He said a group of Australian citizens had visited Lellopitiya, Ratnapura to buy gems during 1920s.
They were living in a house at Lellopitiya for several weeks. As the lawn of their garden was full of weeds they had brought this variety from their hometown, Sydney. Thereafter people called the variety as `Australian grass’.
The variety is thin and short. It needs little fertiliser to grow and also water everyday, but does not grow fast such as other varieties.
Unlike other varieties, the leaves of Australian and the Malaysian varieties give a fresh look even at dusk. The Australian grass also needs a cold climate.
Our visit to Meepe, Padukka was unforgettable. About fifteen families in the village are engaged in the sod cutting job. We visited a lonely three-acre land to watch the art of cutting grass sods. A group of six men and a child were engaged in the business at that time. They were under the impression that we were sent by the Environmental Ministry to check whether they were destroying the environment by cutting sods of turf, which made them reluctant to face us.
But fortunately later they came to give details of their industry for a newspaper article.
According to 47-year old M.L. Suranimala, sod-cutting was the livelihood of at least fifteen families in the village.
“There are lots of State owned lands in our area. We cut sods of turf which are on bare lands and on mountain slopes”, he said.
He said buyers from Colombo and suburban towns visit their village two days a week to purchase the turf sods.
We have also grown Australian grass in several lands owned by individuals and we have to keep a close tab on this variety until they grow up.
A businessman, Dayasiri Peris of Moratuwa said he has been involved in the industry for the past twenty years and gets a monthly income of Rs. 80,000.
He said he visits sod cutting places at Hanwella and Avissawella twice a week and brings a lorry load of turf sod.
“I have a business place in a by-road at Bauddhaloka Mawatha, Borella and in addition I provide turf sods to hotels in Colombo and also to bungalows. I also take orders to lay turf sods in home gardens,”he said.
He said unlike earlier, there is no improvement in our business due to the arrival of synthetic grass to the country.
He lamented over the laying of imported synthetic grass in some bungalows in Colombo and also in some playgrounds.
He therefore appealed to Government authorities to refrain from importing synthetic grass to the country as it will badly affect the economy as well as the environment.
A long-standing turf sod seller, Sirisena Amarapala said, earlier about 25 families in Colombo did the turf sod selling business along the Bauddhaloka Mawatha, oppopsite the D.S. Senanayaka Vidyalaya, but due to objections from the Colombo MMC and the Police all of them had to leave their traditional business premises.

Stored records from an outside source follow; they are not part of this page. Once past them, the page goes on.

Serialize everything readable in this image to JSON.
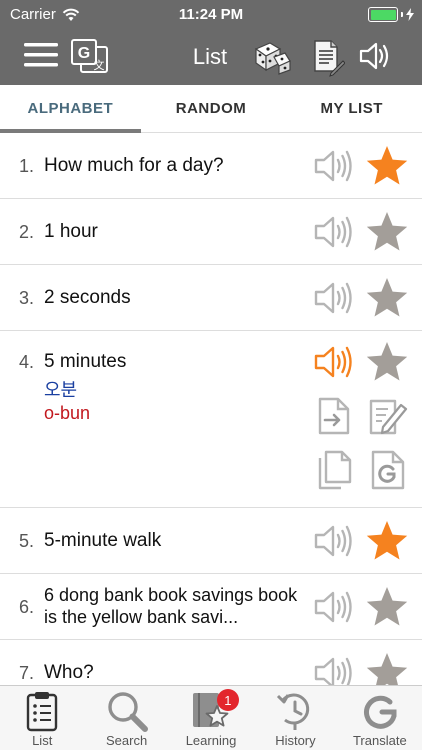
{
  "status_bar": {
    "carrier": "Carrier",
    "time": "11:24 PM",
    "battery_level": 1.0
  },
  "nav": {
    "title": "List"
  },
  "tabs": [
    {
      "label": "ALPHABET",
      "active": true
    },
    {
      "label": "RANDOM",
      "active": false
    },
    {
      "label": "MY LIST",
      "active": false
    }
  ],
  "items": [
    {
      "num": "1.",
      "phrase": "How much for a day?",
      "favorite": true,
      "playing": false
    },
    {
      "num": "2.",
      "phrase": "1 hour",
      "favorite": false,
      "playing": false
    },
    {
      "num": "3.",
      "phrase": "2 seconds",
      "favorite": false,
      "playing": false
    },
    {
      "num": "4.",
      "phrase": "5 minutes",
      "korean": "오분",
      "romanization": "o-bun",
      "favorite": false,
      "playing": true,
      "expanded": true
    },
    {
      "num": "5.",
      "phrase": "5-minute walk",
      "favorite": true,
      "playing": false
    },
    {
      "num": "6.",
      "phrase": "6 dong bank book savings book is the yellow bank savi...",
      "favorite": false,
      "playing": false
    },
    {
      "num": "7.",
      "phrase": "Who?",
      "favorite": false,
      "playing": false
    }
  ],
  "bottom_bar": {
    "list": "List",
    "search": "Search",
    "learning": "Learning",
    "learning_badge": "1",
    "history": "History",
    "translate": "Translate"
  },
  "colors": {
    "bar_gray": "#6a6a6a",
    "star_favorite": "#f5821f",
    "star_default": "#a39e99",
    "speaker_active": "#f5821f",
    "speaker_default": "#b5b5b5",
    "korean_text": "#1a3fa0",
    "roman_text": "#c2181e",
    "badge": "#e3262d"
  }
}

He said due to this, only about five families are engaged in the business along Ashroff Mawatha and unlike earlier, their business has gone down. He appealed to the authorities to allow them to start their turf sod selling business along the Bauddhaloka Mawatha once again, as it was one business that will never pollute the environment.